Did Cornelius call the angel “God”?

κύριος has a range of meaning from “Lord” (meaning “God”) to “Sir.” Which translation would you choose for Acts 10:4?


¶ "Lord" is just a stumbling block in modern American English religious usage, because it has become Christianese Just go across the sea to Great Britain and you will find a "House of Lords." No one thinks of that as the "House of Gods." See : "Lord is an appellation for a person or deity who has authority, control, or power over others, acting like a master, a chief, or a ruler," or any English dictionary, for that matter. Then check the LSJ, a secular ancient Greek dictionary: , which hardly has any religious references in the definition at all.
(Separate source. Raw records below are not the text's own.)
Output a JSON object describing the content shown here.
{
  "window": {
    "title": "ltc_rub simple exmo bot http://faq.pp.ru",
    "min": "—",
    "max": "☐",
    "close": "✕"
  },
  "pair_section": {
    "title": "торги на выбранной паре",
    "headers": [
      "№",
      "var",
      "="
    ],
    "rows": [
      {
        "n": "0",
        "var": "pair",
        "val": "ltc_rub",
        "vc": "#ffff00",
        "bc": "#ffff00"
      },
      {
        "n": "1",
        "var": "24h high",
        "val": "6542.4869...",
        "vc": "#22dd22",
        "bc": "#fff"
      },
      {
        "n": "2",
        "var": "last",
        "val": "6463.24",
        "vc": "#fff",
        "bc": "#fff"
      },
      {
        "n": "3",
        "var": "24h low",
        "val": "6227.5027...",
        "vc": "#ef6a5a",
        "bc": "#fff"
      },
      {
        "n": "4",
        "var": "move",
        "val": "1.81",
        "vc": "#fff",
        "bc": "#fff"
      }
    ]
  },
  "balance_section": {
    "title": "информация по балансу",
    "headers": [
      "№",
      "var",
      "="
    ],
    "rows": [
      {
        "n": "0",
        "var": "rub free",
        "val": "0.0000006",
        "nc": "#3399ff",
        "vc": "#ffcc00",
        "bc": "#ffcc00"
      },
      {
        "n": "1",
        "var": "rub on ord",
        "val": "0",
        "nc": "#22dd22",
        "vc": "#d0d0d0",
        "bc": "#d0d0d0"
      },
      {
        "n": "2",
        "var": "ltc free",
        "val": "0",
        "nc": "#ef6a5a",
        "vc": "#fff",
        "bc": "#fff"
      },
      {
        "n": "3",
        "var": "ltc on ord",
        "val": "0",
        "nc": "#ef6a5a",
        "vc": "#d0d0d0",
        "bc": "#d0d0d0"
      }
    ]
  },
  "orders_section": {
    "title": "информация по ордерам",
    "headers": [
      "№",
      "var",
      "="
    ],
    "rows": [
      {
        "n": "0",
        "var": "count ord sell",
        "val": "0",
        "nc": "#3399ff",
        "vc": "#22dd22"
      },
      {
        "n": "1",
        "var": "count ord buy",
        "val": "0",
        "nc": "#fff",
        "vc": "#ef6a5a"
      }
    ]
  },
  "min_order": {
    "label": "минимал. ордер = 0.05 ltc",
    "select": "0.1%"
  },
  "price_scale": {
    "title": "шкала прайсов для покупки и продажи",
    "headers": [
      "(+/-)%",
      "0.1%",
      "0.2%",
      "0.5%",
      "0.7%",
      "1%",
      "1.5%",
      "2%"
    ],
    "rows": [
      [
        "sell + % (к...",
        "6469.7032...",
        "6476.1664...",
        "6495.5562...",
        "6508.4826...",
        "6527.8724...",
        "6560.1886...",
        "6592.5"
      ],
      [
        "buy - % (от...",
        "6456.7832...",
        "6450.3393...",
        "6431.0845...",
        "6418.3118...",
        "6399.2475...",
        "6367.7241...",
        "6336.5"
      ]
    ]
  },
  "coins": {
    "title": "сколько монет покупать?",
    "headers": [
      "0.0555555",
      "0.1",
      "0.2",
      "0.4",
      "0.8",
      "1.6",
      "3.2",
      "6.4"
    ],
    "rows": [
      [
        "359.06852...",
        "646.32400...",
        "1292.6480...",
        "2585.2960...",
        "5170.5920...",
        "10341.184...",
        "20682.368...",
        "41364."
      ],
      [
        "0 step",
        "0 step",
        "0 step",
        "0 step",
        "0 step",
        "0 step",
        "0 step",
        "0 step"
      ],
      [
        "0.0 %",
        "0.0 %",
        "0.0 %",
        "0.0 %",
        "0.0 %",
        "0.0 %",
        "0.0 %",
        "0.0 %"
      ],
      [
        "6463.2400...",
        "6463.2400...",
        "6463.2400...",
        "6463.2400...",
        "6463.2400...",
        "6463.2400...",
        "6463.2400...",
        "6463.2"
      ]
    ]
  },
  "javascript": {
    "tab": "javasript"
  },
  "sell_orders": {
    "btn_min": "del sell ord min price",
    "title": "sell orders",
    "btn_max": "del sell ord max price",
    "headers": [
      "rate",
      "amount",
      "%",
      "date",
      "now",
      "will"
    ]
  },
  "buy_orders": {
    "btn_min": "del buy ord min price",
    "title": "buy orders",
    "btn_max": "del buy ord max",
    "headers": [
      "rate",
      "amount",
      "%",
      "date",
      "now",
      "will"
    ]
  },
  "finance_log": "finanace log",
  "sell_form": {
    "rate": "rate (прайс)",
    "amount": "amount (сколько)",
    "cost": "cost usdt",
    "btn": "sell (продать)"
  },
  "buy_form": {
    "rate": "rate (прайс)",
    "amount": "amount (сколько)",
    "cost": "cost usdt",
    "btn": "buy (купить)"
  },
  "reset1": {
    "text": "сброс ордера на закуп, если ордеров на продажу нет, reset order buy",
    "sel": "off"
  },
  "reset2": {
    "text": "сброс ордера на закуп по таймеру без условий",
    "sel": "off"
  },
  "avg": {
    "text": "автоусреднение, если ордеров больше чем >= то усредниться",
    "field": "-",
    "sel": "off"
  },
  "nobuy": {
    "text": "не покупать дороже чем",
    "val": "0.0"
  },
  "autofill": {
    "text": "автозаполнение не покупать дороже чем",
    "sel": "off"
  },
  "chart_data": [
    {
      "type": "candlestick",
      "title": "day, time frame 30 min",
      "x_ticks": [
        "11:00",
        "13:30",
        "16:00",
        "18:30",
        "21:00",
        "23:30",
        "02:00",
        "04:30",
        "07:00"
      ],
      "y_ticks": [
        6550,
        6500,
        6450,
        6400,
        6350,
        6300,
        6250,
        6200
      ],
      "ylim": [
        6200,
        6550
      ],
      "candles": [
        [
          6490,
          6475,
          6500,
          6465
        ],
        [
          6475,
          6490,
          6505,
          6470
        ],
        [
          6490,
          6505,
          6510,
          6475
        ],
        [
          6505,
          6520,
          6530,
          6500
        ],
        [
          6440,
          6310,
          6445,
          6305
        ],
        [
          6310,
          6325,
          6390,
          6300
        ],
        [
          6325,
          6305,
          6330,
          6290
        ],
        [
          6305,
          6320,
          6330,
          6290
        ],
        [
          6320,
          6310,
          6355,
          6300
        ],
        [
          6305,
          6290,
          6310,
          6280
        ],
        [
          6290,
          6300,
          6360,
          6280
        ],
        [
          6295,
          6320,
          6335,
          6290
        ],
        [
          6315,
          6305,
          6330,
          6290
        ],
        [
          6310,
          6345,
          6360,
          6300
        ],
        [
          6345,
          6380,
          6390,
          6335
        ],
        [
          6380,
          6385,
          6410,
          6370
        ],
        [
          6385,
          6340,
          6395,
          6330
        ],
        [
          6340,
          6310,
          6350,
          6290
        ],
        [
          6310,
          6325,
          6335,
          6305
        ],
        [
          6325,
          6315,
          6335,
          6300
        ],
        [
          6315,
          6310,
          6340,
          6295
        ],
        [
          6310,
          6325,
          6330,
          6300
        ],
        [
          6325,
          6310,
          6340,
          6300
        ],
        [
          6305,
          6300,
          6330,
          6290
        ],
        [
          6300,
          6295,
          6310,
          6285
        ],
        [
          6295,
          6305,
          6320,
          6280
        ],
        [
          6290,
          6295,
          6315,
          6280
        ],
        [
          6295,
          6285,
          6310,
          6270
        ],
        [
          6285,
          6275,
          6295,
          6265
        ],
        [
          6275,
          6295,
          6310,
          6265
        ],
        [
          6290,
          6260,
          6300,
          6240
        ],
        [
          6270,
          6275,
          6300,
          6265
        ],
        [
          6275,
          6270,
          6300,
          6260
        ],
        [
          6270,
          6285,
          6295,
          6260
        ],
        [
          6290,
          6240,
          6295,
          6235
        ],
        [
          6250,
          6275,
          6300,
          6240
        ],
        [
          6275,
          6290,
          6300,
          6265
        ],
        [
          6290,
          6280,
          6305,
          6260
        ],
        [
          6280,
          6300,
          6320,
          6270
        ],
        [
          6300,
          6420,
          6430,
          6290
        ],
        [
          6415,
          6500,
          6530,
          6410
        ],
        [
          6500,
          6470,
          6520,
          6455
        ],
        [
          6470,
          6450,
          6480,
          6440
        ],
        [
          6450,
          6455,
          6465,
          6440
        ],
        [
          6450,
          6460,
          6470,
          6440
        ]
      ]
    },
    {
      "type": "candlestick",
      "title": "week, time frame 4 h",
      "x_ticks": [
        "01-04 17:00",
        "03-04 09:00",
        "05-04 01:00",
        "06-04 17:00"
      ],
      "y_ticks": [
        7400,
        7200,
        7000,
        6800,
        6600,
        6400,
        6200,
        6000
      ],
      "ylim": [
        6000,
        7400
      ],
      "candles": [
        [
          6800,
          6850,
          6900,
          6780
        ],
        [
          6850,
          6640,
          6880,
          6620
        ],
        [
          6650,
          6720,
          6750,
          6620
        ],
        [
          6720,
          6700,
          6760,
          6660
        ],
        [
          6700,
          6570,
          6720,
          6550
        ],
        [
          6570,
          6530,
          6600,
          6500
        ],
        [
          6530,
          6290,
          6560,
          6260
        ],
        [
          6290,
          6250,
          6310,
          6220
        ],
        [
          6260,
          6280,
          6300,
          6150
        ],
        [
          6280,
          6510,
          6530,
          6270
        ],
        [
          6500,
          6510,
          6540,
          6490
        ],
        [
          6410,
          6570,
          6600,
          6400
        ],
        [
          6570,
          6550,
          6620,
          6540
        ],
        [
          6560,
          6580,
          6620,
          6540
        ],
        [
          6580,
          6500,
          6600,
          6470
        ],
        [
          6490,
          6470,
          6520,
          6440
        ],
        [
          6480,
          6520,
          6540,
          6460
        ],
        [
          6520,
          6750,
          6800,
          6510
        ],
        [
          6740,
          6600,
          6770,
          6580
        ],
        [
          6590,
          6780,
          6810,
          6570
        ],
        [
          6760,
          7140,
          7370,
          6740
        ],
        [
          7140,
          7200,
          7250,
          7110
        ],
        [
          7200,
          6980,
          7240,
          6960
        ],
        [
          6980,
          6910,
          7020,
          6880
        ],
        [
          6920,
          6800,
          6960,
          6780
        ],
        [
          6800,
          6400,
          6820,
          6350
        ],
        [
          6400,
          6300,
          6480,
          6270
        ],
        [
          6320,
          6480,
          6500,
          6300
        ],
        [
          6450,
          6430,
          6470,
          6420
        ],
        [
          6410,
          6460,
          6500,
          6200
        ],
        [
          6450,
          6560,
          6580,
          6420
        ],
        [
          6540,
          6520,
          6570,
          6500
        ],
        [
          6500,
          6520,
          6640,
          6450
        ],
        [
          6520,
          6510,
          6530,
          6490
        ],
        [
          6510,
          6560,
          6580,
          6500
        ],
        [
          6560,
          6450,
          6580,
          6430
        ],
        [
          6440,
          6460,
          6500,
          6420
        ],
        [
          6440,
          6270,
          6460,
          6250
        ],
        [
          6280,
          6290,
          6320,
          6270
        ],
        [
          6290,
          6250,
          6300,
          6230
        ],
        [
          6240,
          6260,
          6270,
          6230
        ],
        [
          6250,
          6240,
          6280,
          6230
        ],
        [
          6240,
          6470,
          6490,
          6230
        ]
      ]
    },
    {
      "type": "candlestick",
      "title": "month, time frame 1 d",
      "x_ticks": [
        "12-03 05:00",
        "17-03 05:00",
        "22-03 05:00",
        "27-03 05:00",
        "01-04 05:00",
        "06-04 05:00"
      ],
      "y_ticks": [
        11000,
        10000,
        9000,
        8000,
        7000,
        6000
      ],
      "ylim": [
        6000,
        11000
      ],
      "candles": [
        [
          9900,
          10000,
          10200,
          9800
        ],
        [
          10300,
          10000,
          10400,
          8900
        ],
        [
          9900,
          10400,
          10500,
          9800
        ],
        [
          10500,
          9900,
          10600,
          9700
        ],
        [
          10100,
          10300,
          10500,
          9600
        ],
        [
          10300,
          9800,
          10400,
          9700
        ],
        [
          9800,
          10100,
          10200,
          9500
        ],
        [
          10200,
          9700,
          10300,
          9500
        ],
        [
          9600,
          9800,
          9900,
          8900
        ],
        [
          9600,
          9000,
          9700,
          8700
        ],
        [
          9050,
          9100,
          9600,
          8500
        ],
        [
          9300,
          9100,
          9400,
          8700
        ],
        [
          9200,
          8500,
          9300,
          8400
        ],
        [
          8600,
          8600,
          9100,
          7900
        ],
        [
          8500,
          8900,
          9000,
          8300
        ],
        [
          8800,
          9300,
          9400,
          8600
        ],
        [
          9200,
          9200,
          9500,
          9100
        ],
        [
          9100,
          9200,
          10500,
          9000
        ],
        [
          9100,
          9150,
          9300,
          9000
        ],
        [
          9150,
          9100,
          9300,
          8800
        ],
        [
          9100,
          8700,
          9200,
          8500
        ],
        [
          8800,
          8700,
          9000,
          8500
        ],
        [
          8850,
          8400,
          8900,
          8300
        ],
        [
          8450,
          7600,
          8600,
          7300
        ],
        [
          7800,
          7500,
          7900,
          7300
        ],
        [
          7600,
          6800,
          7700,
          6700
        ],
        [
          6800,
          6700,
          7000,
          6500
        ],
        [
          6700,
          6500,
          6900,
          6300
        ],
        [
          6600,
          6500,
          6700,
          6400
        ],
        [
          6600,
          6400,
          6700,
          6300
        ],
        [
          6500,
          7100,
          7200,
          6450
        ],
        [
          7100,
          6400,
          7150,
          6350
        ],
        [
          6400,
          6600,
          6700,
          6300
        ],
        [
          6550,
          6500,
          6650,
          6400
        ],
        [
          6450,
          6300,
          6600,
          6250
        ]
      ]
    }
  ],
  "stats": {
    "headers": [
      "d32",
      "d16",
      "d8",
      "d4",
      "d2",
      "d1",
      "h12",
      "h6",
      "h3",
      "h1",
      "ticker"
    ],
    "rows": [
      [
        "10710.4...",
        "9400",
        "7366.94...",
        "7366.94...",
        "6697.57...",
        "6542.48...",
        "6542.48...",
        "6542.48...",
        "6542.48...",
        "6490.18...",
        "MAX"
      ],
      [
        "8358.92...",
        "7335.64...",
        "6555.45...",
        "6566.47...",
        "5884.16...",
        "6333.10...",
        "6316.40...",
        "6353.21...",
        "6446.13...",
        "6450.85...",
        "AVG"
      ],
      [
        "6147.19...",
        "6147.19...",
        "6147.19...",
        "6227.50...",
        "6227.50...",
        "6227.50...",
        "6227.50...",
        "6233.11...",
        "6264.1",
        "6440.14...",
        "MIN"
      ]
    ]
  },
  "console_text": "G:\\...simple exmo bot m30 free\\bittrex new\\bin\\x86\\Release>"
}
So, there is nothing wrong with calling the angel "Lord," just a problem with lack of literacy and education in modern America. ¶ Hmm, I'm sure that all Americans will remember that Darth Vader was called "Lord Vader," yet nobody in either the fictional or real audience thought of him as God, either.

After listing to the clip on kurios, I was wondering why the Mounce-NT has also translated the word as Lord and not as Sir as detailed within the NTL (This is not a criticism rather a query).

It is own my list to change — Bill

Bill I would like to thank you for these blogs for they are very helpful to me as a leader in our church but also as I am learning Greek through the use of your literature and your lectures that are on . Now to the subject of this blog, I believe you are correct in your choice of (Sir) for Acts 10:4 but as I was listening to you on the matter my mind went back to Acts 9:5 and I started studying it a little to see if it would be appropriate to translate kurios in this verse as (Sir) also, but I found it a little tricky . I would like to know your thoughts on this verse? Would (Sir) be a appropriate translation for it? Thank you.